Beware of the Debt “Tax Trap” When Doing a 1031 Exchange of Real Estate Assets
At a time when capital gains tax rates have increased, and many taxpayers are also subject to the 3.8% Medicare Tax on certain capital gain property, taxpayers are becoming increasingly interested in pursuing the tax-free exchange provisions of IRC 1031.
While 1031 exchanges have been around and used by taxpayers for many years, there are numerous “tax traps” that potential investors must be aware of, the most common of which is the issue of debt on the relinquished and replacement properties.
Most exchanges are facilitated by Qualified Intermediaries (“QI”), which are not agents of the taxpayer, but are used to take title to the relinquished property, sell it to a third party, collect the proceeds, and purchase the replacement property and then transfer it back to the taxpayer. When accomplished within the applicable guidelines established in the Internal Revenue Code and Income Tax Regulations, the taxpayer will be permitted to defer the gain on the sale of the relinquished property until the replacement property is sold.
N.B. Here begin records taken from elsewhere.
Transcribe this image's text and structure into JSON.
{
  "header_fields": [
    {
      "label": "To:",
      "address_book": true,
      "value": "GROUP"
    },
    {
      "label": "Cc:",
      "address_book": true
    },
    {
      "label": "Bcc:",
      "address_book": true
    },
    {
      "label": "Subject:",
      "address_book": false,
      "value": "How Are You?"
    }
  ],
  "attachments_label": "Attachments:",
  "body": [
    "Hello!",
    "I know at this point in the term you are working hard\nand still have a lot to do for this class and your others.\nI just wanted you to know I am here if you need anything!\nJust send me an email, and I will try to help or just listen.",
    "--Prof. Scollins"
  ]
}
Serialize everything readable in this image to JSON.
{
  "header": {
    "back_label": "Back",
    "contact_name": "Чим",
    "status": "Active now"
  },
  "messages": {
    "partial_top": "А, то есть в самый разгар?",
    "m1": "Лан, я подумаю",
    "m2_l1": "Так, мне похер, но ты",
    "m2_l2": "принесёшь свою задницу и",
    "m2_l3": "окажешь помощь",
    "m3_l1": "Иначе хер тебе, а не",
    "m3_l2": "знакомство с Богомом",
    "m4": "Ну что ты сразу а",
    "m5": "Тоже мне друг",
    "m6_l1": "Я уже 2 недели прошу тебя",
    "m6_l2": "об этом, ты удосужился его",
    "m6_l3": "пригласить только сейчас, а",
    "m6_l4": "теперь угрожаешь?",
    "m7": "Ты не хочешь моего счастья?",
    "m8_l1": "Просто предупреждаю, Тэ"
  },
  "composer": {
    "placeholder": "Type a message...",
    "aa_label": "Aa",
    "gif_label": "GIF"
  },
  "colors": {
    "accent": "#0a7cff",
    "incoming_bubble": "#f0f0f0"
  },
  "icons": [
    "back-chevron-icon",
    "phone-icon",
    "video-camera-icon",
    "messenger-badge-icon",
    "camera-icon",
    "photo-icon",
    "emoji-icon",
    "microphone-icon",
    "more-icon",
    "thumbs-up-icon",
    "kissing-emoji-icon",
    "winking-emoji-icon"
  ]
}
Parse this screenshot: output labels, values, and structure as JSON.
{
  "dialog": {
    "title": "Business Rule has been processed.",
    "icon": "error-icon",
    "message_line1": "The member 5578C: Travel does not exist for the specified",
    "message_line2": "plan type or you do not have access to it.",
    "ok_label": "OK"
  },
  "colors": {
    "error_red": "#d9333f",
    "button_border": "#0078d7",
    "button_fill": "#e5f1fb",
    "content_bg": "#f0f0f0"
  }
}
In Barker, 74 TC 555 (1980), the Tax Court held that proceeds from the disposition of relinquished property can be used to pay off debt on that property without triggering gain if the taxpayer incurs or assumes a liability on the purchase of the replacement property that equals or exceeds the debt on the relinquished property.
When the relinquished property is encumbered with debt, as is the case with most real estate assets, and when no additional cash other than the net sales proceeds of the relinquished property is going to be invested by the taxpayer, it is important to make sure that the replacement property is encumbered with at least as much debt as there was on the relinquished property. If not, the excess of the debt on the relinquished property over the debt that is on the replacement property will be considered “boot” and gain will have to be recognized on the lesser of the actual gain or the “boot” received.
Be sure to consult with your tax advisors before entering into any sales transaction, but especially one in which you are trying to take advantage of the tax-free exchange provisions.